Exercise objective:
In the data that follows, count the lines where "name" appears, and write only the number.

Data records:

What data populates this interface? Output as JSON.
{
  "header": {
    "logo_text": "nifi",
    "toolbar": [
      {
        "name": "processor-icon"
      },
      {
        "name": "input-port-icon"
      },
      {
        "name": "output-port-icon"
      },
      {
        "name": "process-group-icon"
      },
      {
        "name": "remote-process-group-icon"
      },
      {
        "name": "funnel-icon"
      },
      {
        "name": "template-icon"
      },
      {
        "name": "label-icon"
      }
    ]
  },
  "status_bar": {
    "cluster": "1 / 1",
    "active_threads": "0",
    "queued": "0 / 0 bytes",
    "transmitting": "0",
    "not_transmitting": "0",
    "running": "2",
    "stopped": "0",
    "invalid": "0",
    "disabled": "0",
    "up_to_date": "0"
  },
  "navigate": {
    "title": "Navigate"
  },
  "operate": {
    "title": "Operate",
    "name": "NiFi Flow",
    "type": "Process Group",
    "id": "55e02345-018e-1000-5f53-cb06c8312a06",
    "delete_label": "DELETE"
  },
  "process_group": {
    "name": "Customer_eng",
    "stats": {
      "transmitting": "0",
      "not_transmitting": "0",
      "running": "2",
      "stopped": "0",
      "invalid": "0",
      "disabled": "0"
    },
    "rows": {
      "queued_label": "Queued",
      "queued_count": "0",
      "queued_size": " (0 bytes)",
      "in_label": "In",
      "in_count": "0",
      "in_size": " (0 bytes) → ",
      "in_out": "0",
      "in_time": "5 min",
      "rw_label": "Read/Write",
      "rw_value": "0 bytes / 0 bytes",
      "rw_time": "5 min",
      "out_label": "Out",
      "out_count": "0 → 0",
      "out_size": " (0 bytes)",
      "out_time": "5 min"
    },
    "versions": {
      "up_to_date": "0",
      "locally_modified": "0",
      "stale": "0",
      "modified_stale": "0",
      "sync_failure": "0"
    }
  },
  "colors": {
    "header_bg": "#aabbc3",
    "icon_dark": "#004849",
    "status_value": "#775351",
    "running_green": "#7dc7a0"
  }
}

Answer:
10